Ralph would have us believe that the alleged death of the penis wasn’t just a cheap trick to hook the reader/audience.  It was actually meant to signify the mysterious way in which God moves to perform his wonders.  Unfortunately, resuscitating a dead penis does not seem to be high on the list of divine priorities.

Calabash audience 2012

Fair is fair. I could much more easily accept Ralph’s ponderous theological argument with great civility if the opening line of the poem had been “At 84, I have outlived my knees”.  Of course, that decidedly unsexy line would have drawn no irreverent laughter.  Instead, the mature audience at Calabash would have nodded sympathetically. And the poet would have seemed rather lame.

Knee failure is a familiar ailment for many of us who are not quite 84. And well-oiled knees are a pleasure akin to sex that only those who are suffering from arthritis would understand.  Not to mention the delicate fact that certain sexual positions are off-limits to the weak-kneed.

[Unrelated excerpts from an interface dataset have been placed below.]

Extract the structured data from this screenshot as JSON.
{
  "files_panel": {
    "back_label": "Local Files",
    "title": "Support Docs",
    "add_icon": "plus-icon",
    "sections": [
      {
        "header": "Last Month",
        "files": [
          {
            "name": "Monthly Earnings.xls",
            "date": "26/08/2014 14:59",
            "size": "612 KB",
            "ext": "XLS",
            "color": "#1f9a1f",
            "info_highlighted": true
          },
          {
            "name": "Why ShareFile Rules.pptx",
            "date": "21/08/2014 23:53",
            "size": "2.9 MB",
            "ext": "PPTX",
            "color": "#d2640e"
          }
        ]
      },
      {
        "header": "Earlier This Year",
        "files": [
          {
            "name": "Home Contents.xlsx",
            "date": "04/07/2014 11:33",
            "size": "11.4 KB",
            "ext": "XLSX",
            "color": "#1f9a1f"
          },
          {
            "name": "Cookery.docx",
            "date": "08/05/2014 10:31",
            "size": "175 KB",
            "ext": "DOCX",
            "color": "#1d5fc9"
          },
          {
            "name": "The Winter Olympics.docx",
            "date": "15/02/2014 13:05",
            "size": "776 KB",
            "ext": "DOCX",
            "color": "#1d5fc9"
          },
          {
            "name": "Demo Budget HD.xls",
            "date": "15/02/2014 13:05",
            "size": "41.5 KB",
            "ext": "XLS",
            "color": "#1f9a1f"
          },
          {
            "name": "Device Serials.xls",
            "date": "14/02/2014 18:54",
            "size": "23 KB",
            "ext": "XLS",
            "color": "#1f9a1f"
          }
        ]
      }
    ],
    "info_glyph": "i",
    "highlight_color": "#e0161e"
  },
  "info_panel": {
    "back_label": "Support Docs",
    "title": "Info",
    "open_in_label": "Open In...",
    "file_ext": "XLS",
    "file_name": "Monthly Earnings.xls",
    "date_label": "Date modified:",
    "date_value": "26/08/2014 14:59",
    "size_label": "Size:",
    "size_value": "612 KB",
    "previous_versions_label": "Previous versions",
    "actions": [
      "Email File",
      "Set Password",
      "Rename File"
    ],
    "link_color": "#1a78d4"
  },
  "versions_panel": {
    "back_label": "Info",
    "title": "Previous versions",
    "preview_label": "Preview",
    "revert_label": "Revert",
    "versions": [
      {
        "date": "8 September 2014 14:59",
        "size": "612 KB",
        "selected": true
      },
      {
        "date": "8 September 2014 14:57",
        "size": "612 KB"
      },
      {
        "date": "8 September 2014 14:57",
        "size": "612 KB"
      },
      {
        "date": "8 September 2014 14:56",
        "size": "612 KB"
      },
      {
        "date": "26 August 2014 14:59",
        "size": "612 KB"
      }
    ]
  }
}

Knee versus penis:  no contest.  I just don’t understand why Ralph can’t concede that a poet who could deliver such a penetrating line with a straight face is a cut above the rest.  This is not an impotent man whose identity is defined by half a foot, more or less, of dangling flesh.

Hans Sebald Beham illustration

In any case, sex is a theological issue.  It’s not a trivial matter.  Some theologians argue that the forbidden fruit in the Garden of Eden was sex.  That’s why Adam and Eve realised that they were naked only after eating it.  Not each other, of course.

I think Ralph got a little weak-kneed after reading my columns and decided that he had to take a stand against slackness, however feeble. But he’s done himself an injustice.  In his haste to demonstrate “the theological and poetic integrity of the work”, he has deflated the humour that buoyed up a rather depressing subject.

Ralph frames his own poem with a famous quotation from Robert Browning’s “Rabbi Ben Ezra”, a very long and very mournful reflection on ageing. Browning wrote the poem at the age of fifty-two, three years after the death of his wife, Elizabeth Barrett Browning, who had Jamaican roots. I much prefer Ralph’s version.  The dead penis made his poem spring to life:  the real deal.